A researcher has developed a new set of tools that may enhance the ability of pediatric heart surgeons to perform cardiac surgery on young patients.
A researcher at the University of California (UC), San Diego, has developed a new set of tools that may enhance the ability of pediatric heart surgeons to perform cardiac surgery on young patients.
Alison Marsden, a professor of mechanical and aerospace engineering at UC San Diego, developed a Y-graft for use in the Fontan procedure that will help the surgeons determine if a patient will benefit from the surgery, as well as examine how the heart will perform during moderate exercise.
This new design proposal replaced current tube grafts, which connect the inferior vena cava to the pulmonary arteries, with a Y-shaped graft. Two models of the Y-graft were examined: an “off-the-shelf” graft with 9-mm branches and an “area-preserving” graft with 12-mm branches.
The new technique was compared with two other designs currently in use: a t-junction connection of the vena cava and an offset between the inferior and superior venae cavae.
Evaluation of Y-graft hemodynamics were made at rest and during exercise with a patient-specific model, obtained from MRI and computational fluid dynamics.
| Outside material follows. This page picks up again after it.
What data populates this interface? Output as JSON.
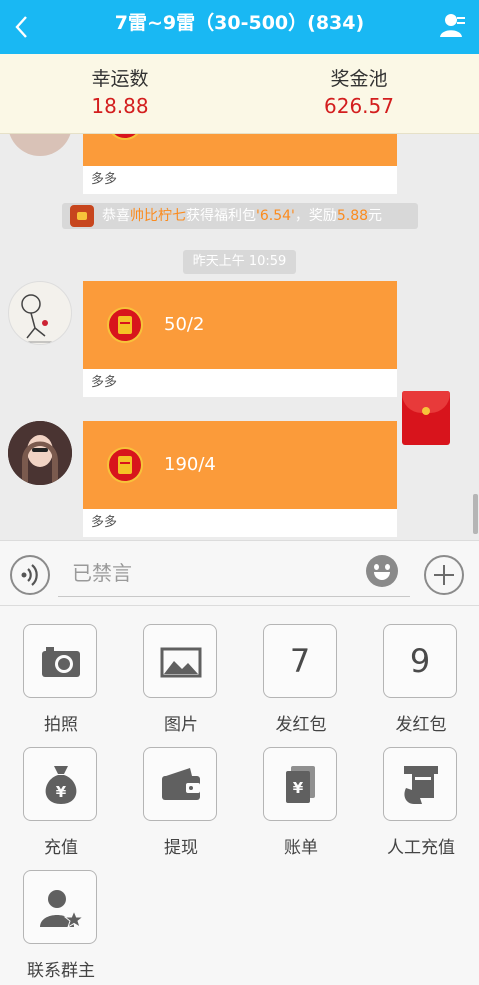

Four measures were observed, all of which related to the clinical setting: Fontan pressures, energy efficiency, inferior vena cava flow distribution, and wall shear stress.
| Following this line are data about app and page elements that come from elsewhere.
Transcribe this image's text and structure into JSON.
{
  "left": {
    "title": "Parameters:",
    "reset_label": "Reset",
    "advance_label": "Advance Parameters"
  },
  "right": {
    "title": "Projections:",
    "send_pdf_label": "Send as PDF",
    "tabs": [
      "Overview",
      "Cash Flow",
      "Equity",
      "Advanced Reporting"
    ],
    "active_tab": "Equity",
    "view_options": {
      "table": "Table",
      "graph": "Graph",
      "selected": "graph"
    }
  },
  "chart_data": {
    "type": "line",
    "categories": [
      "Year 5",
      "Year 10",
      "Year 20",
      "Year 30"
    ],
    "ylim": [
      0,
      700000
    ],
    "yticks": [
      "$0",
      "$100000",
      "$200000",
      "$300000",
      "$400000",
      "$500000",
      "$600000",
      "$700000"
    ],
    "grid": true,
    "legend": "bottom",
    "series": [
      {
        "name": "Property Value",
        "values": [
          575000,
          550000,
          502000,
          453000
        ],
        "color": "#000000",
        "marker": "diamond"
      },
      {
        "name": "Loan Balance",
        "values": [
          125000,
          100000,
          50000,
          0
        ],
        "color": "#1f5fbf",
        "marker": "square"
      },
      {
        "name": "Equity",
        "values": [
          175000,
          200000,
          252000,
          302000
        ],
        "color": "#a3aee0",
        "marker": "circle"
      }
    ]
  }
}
The 12-mm Y-graft was more energy efficient than all of the other models at rest and during exercise. Reduction in efficiency from rest to exercise was improved by 38 percent. When compared with the other models, the 12-mm resulted in slightly larger regions of low walls shear stress, though minimum shear stress values were similar.
“Our goal is to provide a set of personalized tools that can be used in collaboration with surgeons to identify the best procedures for patients,” Marsden said.
Children who undergo the Fontan procedure typically have severe forms of heart defects that leave them with only one functional chamber, which are fatal if left untreated. Pediatric surgeons at Stanford are hoping to use the Y-graft models in a Fontan procedure for the first time later this year.
For an abstract of the journal article on the Y-graft, click here.